To get started, we offered our parents flimsy reasons for visiting the nearby shopping center. Our teacher Sister James Louise had taught us that by carefully leaving out key facts we could commit what was called a sin of omission. So we didn’t say, “Mom, Dad, we’re going to buy the parts to assemble a realistic fake UFO that will thrust Samoa Drive into the headlines.” Instead, we did what we had to do. We lied. Walking to the shopping center, Jack and I strategized about lightweight batteries and silver paint. We brainstormed about constructing a working saucer out of things sold for next to nothing at Woolworth’s. We counted our coins and our few wrinkled dollar bills. This thing just might work.
Up and down the aisles we walked, shopping for the hull of a UFO. At long last we spotted the clear plastic dome of a make-up kit. We bought two, one for the top of the UFO and one for the bottom. Outside the store, when the coast was clear, we threw away the make-up and tucked the two domes into our pockets. Back in the store again, we got up the nerve to order the largest, most babyish helium balloon they would make for us. At the cash register, afraid for our masculine reputations, we also asked the clerk for a bag. Carrying the huge, round, weightless bag through the shopping center seemed hilarious at the time.
After school each day, our work continued in earnest—painting the hull silver except for its windows, attaching batteries to light bulb, and designing a way for the balloon to carry our flying saucer on fishing line and level far below. We tried to figure out how to get someone to spot its glowing windows in the darkness, without seeing the balloon soaring above it. We knew that we should not make the first report, and anyway, we had to be ready to reel in our mischievous device at a moment’s notice. Solutions eluded us, and everything was made more difficult by our having to go to school.

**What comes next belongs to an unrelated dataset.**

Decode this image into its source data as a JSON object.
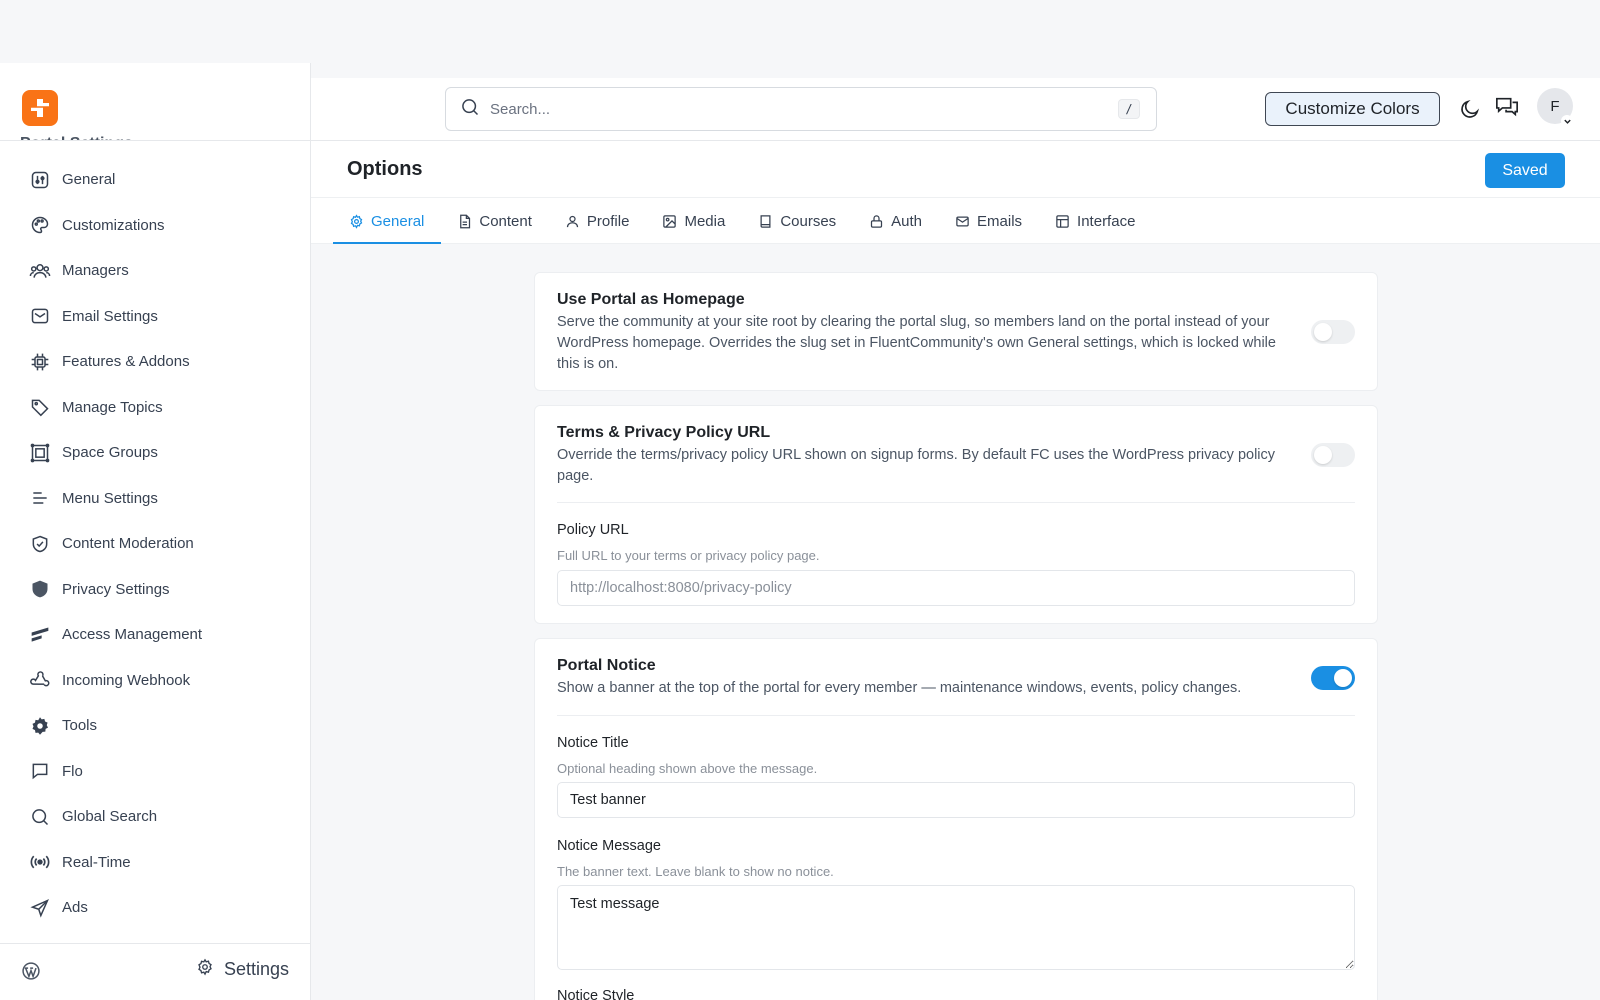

That time is a blur to me now, but perhaps it was the third day when we rushed back from school to find the balloon on the floor, nodding quietly. Our UFO dreams were deflating. How many great adventures have been stillborn because young dreamers are stuck in school until the afternoon? Jack and I turned to other pastimes; we played board games and went out to look at stars. One night, sitting on his lawn, we saw two lights in strict formation zipping faster than any jet across the fabric of the stars. We could not explain what we had seen—do meteors travel in formation? In our minds, anyway, those two FOs remained deeply and ominously U. As I walked home that night past the dark shapes of neighborhood bushes and echo-y black stretches of lawn and lurking shadows, I worked myself up into quite a fright.